> [What to produce]: Filter the records below, keeping only lines with the string "your".

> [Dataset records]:

--- START ---

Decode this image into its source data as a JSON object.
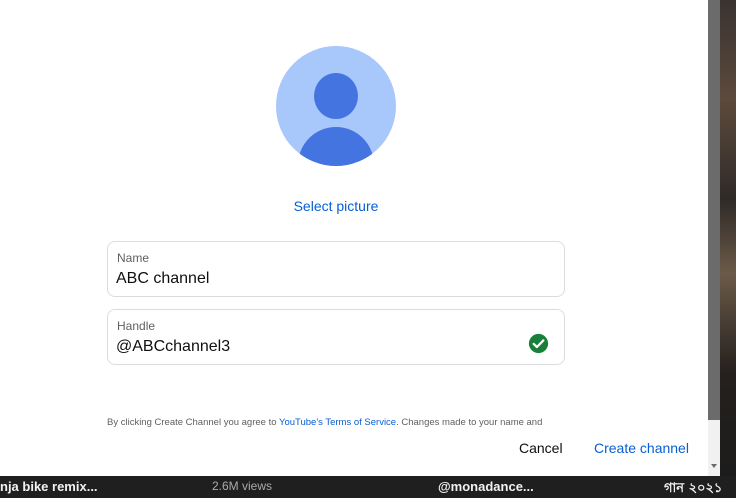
{
  "dialog": {
    "select_picture": "Select picture",
    "name_field": {
      "label": "Name",
      "value": "ABC channel"
    },
    "handle_field": {
      "label": "Handle",
      "value": "@ABCchannel3",
      "status_icon": "check-circle-icon"
    },
    "terms": {
      "prefix": "By clicking Create Channel you agree to ",
      "link": "YouTube's Terms of Service",
      "suffix": ". Changes made to your name and"
    },
    "cancel_label": "Cancel",
    "create_label": "Create channel"
  },
  "background": {
    "video_title_left": "nja bike remix...",
    "views": "2.6M views",
    "channel": "@monadance...",
    "video_title_right": "গান ২০২১"
  },
  "colors": {
    "link": "#065fd4",
    "avatar_bg": "#a8c7fa",
    "avatar_fg": "#4374e0",
    "check": "#188038"
  }
}
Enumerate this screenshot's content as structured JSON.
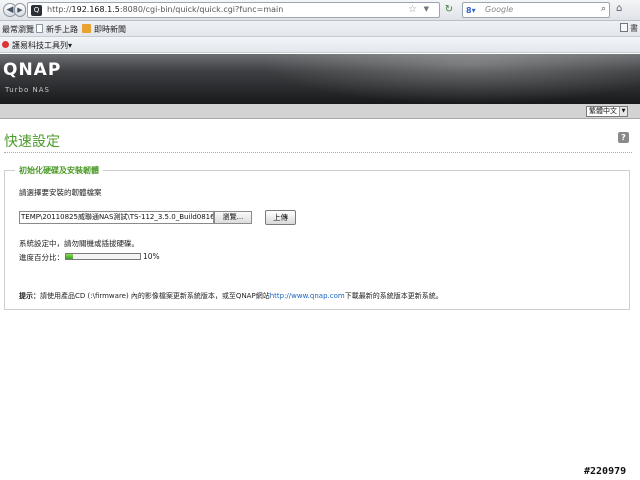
{
  "browser": {
    "url_protocol": "http://",
    "url_host": "192.168.1.5",
    "url_path": ":8080/cgi-bin/quick/quick.cgi?func=main",
    "search_placeholder": "Google",
    "bookmarks": [
      "最常瀏覽",
      "新手上路",
      "即時新聞"
    ],
    "bookmarks_right": "書",
    "toolbar_item": "護易科技工具列"
  },
  "header": {
    "logo": "QNAP",
    "tagline": "Turbo NAS"
  },
  "language": {
    "selected": "繁體中文"
  },
  "page": {
    "title": "快速設定",
    "help_icon_label": "?"
  },
  "panel": {
    "legend": "初始化硬碟及安裝韌體",
    "instruction": "請選擇要安裝的韌體檔案",
    "file_value": "TEMP\\20110825威聯通NAS測試\\TS-112_3.5.0_Build0816.img",
    "browse_label": "瀏覽...",
    "upload_label": "上傳",
    "status_text": "系統設定中，請勿關機或插拔硬碟。",
    "progress_label": "進度百分比：",
    "progress_percent": 10,
    "progress_text": "10%",
    "hint_label": "提示：",
    "hint_text": "請使用產品CD (:\\firmware) 內的影像檔案更新系統版本，或至QNAP網站",
    "hint_link": "http://www.qnap.com",
    "hint_tail": "下載最新的系統版本更新系統。"
  },
  "watermark": "#220979"
}
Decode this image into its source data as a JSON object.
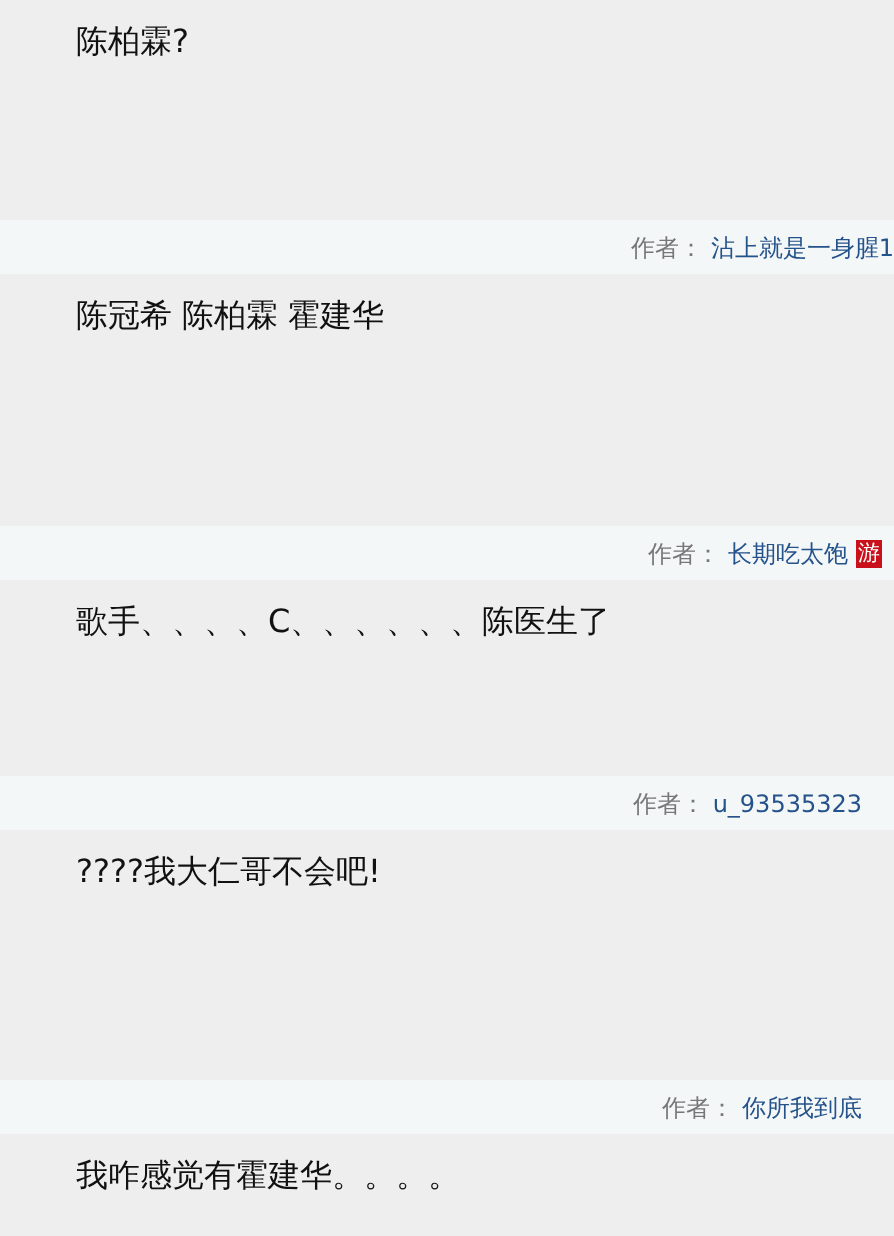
{
  "posts": [
    {
      "body": "陈柏霖?"
    },
    {
      "author_label": "作者：",
      "author": "沾上就是一身腥1",
      "body": "陈冠希 陈柏霖 霍建华"
    },
    {
      "author_label": "作者：",
      "author": "长期吃太饱",
      "badge": "游",
      "body": "歌手、、、、C、、、、、、陈医生了"
    },
    {
      "author_label": "作者：",
      "author": "u_93535323",
      "body": "????我大仁哥不会吧!"
    },
    {
      "author_label": "作者：",
      "author": "你所我到底",
      "body": "我咋感觉有霍建华。。。。"
    }
  ]
}
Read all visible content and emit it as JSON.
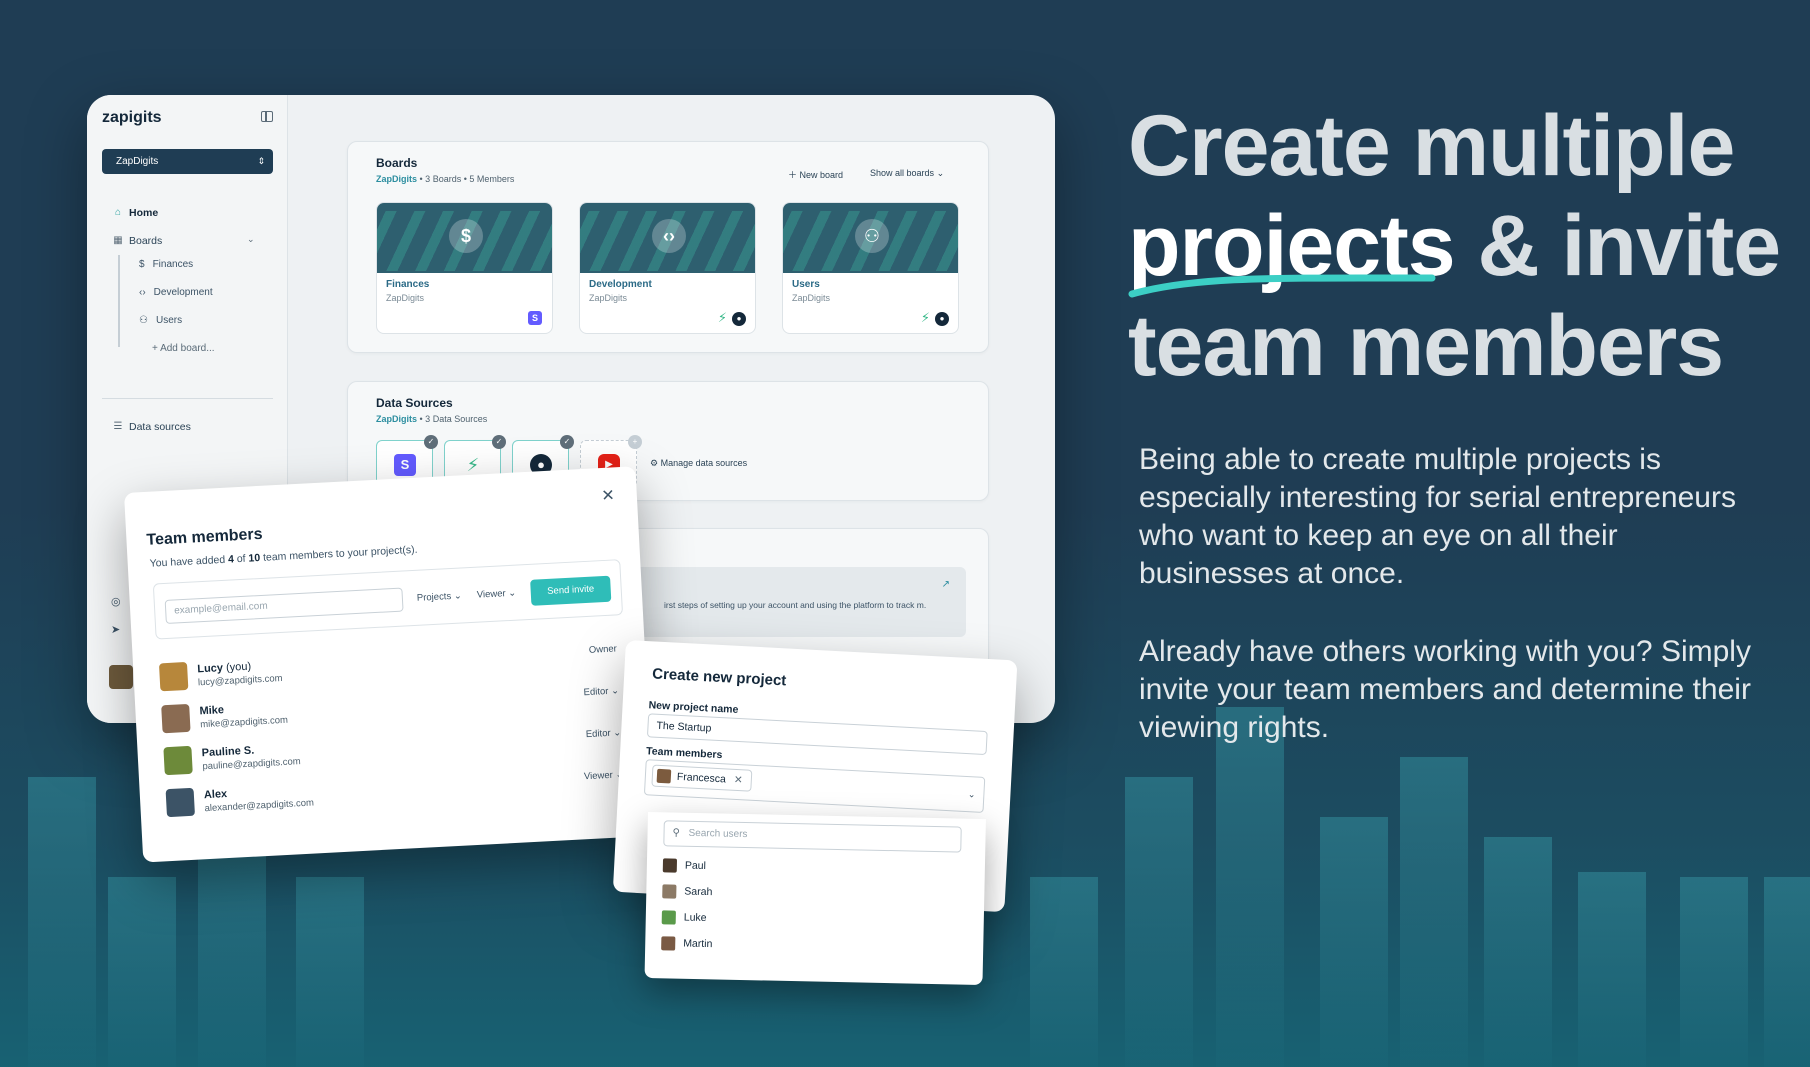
{
  "headline": {
    "line1": "Create multiple",
    "highlight": "projects",
    "line2_rest": " & invite",
    "line3": "team members"
  },
  "paragraphs": [
    "Being able to create multiple projects is especially interesting for serial entrepreneurs who want to keep an eye on all their businesses at once.",
    "Already have others working with you? Simply invite your team members and determine their viewing rights."
  ],
  "colors": {
    "background": "#1f3d54",
    "accent": "#2fbdb8",
    "underline": "#3ccfc5"
  },
  "sidebar": {
    "logo": "zapigits",
    "workspace": "ZapDigits",
    "home": "Home",
    "boards": "Boards",
    "board_items": [
      {
        "icon": "$",
        "label": "Finances"
      },
      {
        "icon": "<>",
        "label": "Development"
      },
      {
        "icon": "users",
        "label": "Users"
      }
    ],
    "add_board": "+ Add board...",
    "data_sources": "Data sources"
  },
  "boards_card": {
    "title": "Boards",
    "org": "ZapDigits",
    "meta1": "• 3 Boards",
    "meta2": "• 5 Members",
    "new_board": "New board",
    "show_all": "Show all boards",
    "boards": [
      {
        "name": "Finances",
        "org": "ZapDigits",
        "icon": "$"
      },
      {
        "name": "Development",
        "org": "ZapDigits",
        "icon": "<>"
      },
      {
        "name": "Users",
        "org": "ZapDigits",
        "icon": "users"
      }
    ]
  },
  "data_sources_card": {
    "title": "Data Sources",
    "org": "ZapDigits",
    "meta": "• 3 Data Sources",
    "manage": "Manage data sources",
    "sources": [
      {
        "name": "Stripe",
        "glyph": "S",
        "color": "#635bff"
      },
      {
        "name": "Zapier",
        "glyph": "⚡",
        "color": "#39b98a"
      },
      {
        "name": "GitHub",
        "glyph": "●",
        "color": "#14283a"
      },
      {
        "name": "YouTube",
        "glyph": "▶",
        "color": "#e62117"
      }
    ]
  },
  "third_card": {
    "text": "irst steps of setting up your account and using the platform to track m."
  },
  "team_modal": {
    "title": "Team members",
    "desc_pre": "You have added ",
    "count_added": "4",
    "desc_mid": " of ",
    "count_total": "10",
    "desc_post": " team members to your project(s).",
    "email_placeholder": "example@email.com",
    "projects_label": "Projects",
    "viewer_label": "Viewer",
    "send_label": "Send invite",
    "members": [
      {
        "name": "Lucy",
        "tag": " (you)",
        "email": "lucy@zapdigits.com",
        "role": "Owner",
        "color": "#b7873b"
      },
      {
        "name": "Mike",
        "tag": "",
        "email": "mike@zapdigits.com",
        "role": "Editor",
        "color": "#8a6b52"
      },
      {
        "name": "Pauline S.",
        "tag": "",
        "email": "pauline@zapdigits.com",
        "role": "Editor",
        "color": "#6d8a3a"
      },
      {
        "name": "Alex",
        "tag": "",
        "email": "alexander@zapdigits.com",
        "role": "Viewer",
        "color": "#3c5366"
      }
    ]
  },
  "create_modal": {
    "title": "Create new project",
    "name_label": "New project name",
    "name_value": "The Startup",
    "team_label": "Team members",
    "chip": "Francesca",
    "search_placeholder": "Search users",
    "options": [
      {
        "name": "Paul",
        "color": "#4a3a2c"
      },
      {
        "name": "Sarah",
        "color": "#8c7a66"
      },
      {
        "name": "Luke",
        "color": "#5a9a4a"
      },
      {
        "name": "Martin",
        "color": "#7a5a44"
      }
    ]
  }
}
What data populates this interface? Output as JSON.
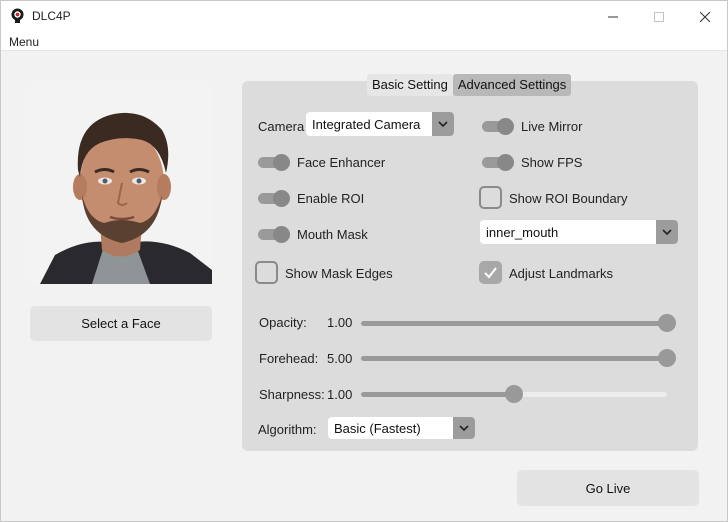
{
  "window": {
    "title": "DLC4P"
  },
  "menu": {
    "label": "Menu"
  },
  "left": {
    "select_face_label": "Select a Face"
  },
  "tabs": [
    {
      "label": "Basic Setting",
      "state": "active"
    },
    {
      "label": "Advanced Settings",
      "state": "hover"
    }
  ],
  "settings": {
    "camera_label": "Camera",
    "camera_value": "Integrated Camera",
    "live_mirror": {
      "label": "Live Mirror",
      "on": true
    },
    "face_enhancer": {
      "label": "Face Enhancer",
      "on": true
    },
    "show_fps": {
      "label": "Show FPS",
      "on": true
    },
    "enable_roi": {
      "label": "Enable ROI",
      "on": true
    },
    "show_roi_boundary": {
      "label": "Show ROI Boundary",
      "checked": false
    },
    "mouth_mask": {
      "label": "Mouth Mask",
      "on": true
    },
    "mask_mode_value": "inner_mouth",
    "show_mask_edges": {
      "label": "Show Mask Edges",
      "checked": false
    },
    "adjust_landmarks": {
      "label": "Adjust Landmarks",
      "checked": true
    },
    "opacity": {
      "label": "Opacity:",
      "value_text": "1.00",
      "fraction": 1.0
    },
    "forehead": {
      "label": "Forehead:",
      "value_text": "5.00",
      "fraction": 1.0
    },
    "sharpness": {
      "label": "Sharpness:",
      "value_text": "1.00",
      "fraction": 0.5
    },
    "algorithm_label": "Algorithm:",
    "algorithm_value": "Basic (Fastest)"
  },
  "go_live_label": "Go Live",
  "colors": {
    "panel": "#dcdcdc",
    "accent_gray": "#999999"
  }
}
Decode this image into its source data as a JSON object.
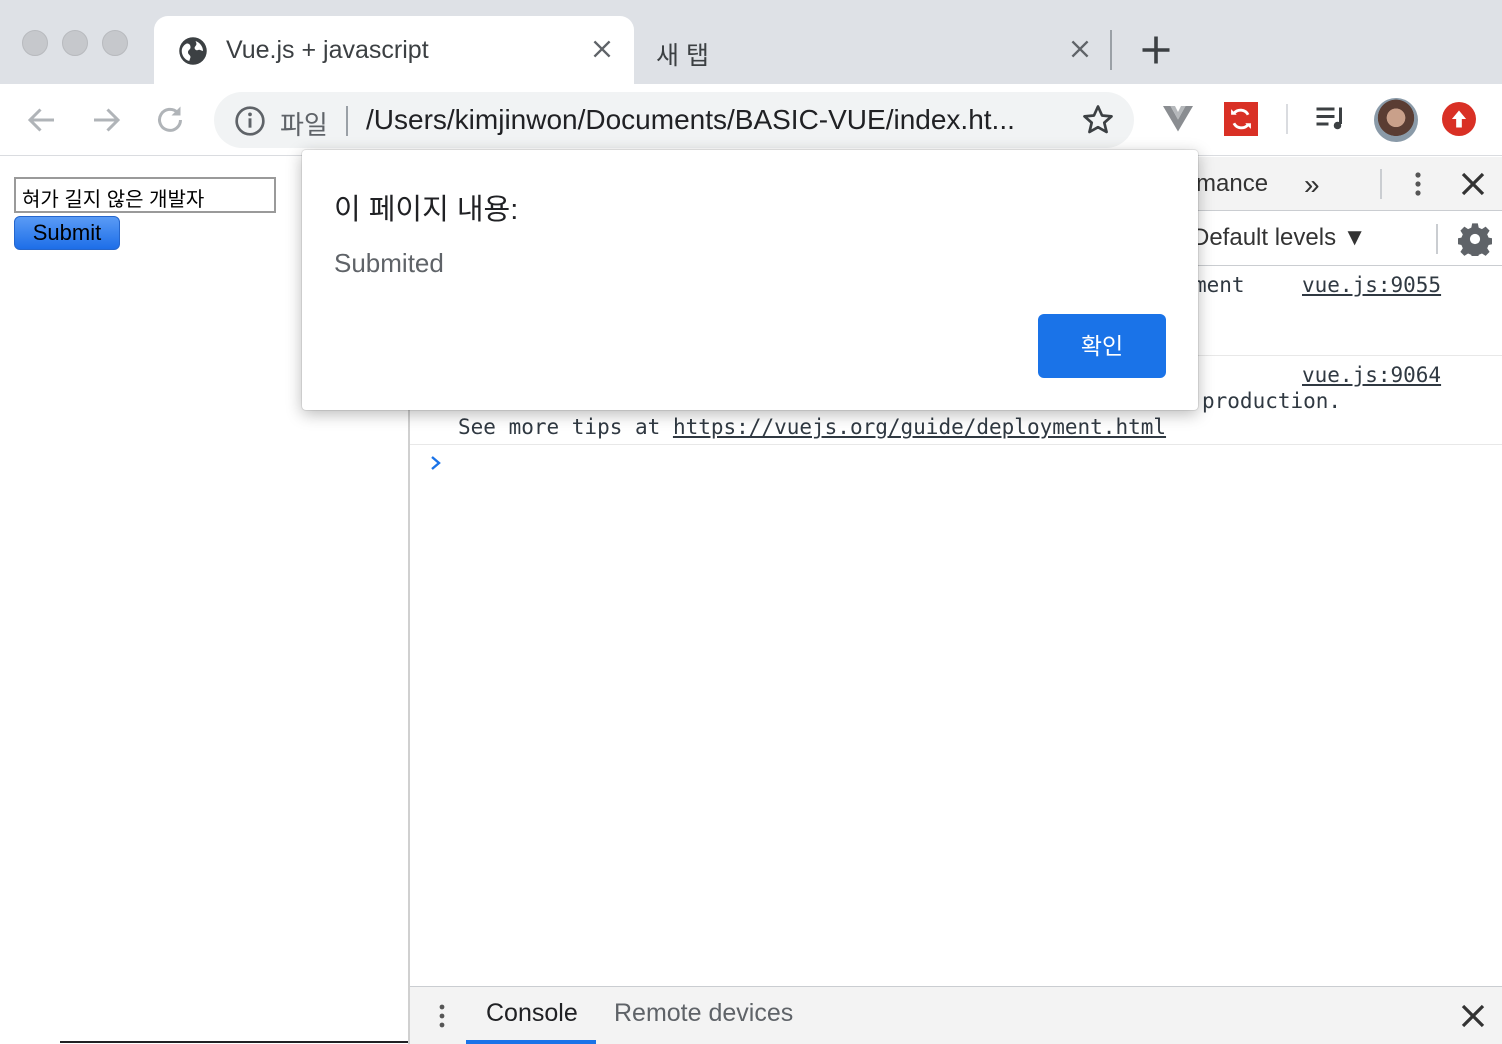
{
  "tabs": [
    {
      "title": "Vue.js + javascript",
      "icon": "globe-icon",
      "active": true
    },
    {
      "title": "새 탭",
      "icon": "",
      "active": false
    }
  ],
  "omnibox": {
    "scheme_label": "파일",
    "url": "/Users/kimjinwon/Documents/BASIC-VUE/index.ht..."
  },
  "page": {
    "input_value": "혀가 길지 않은 개발자",
    "submit_label": "Submit"
  },
  "devtools": {
    "panel_tab_partial": "mance",
    "overflow_label": "»",
    "levels_label": "Default levels ▼",
    "logs": [
      {
        "text": "ment",
        "source": "vue.js:9055"
      },
      {
        "text": "production.",
        "source": "vue.js:9064",
        "continuation_prefix": "See more tips at ",
        "link": "https://vuejs.org/guide/deployment.html"
      }
    ],
    "drawer_tabs": [
      "Console",
      "Remote devices"
    ],
    "accent": "#1a73e8"
  },
  "dialog": {
    "title": "이 페이지 내용:",
    "message": "Submited",
    "ok_label": "확인"
  }
}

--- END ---

> [Expected answer]:
      "suffix": ". Changes made to your name and"
    "Already have others working with you? Simply invite your team members and determine their viewing rights."
    "text": "irst steps of setting up your account and using the platform to track m."
    "desc_post": " team members to your project(s).",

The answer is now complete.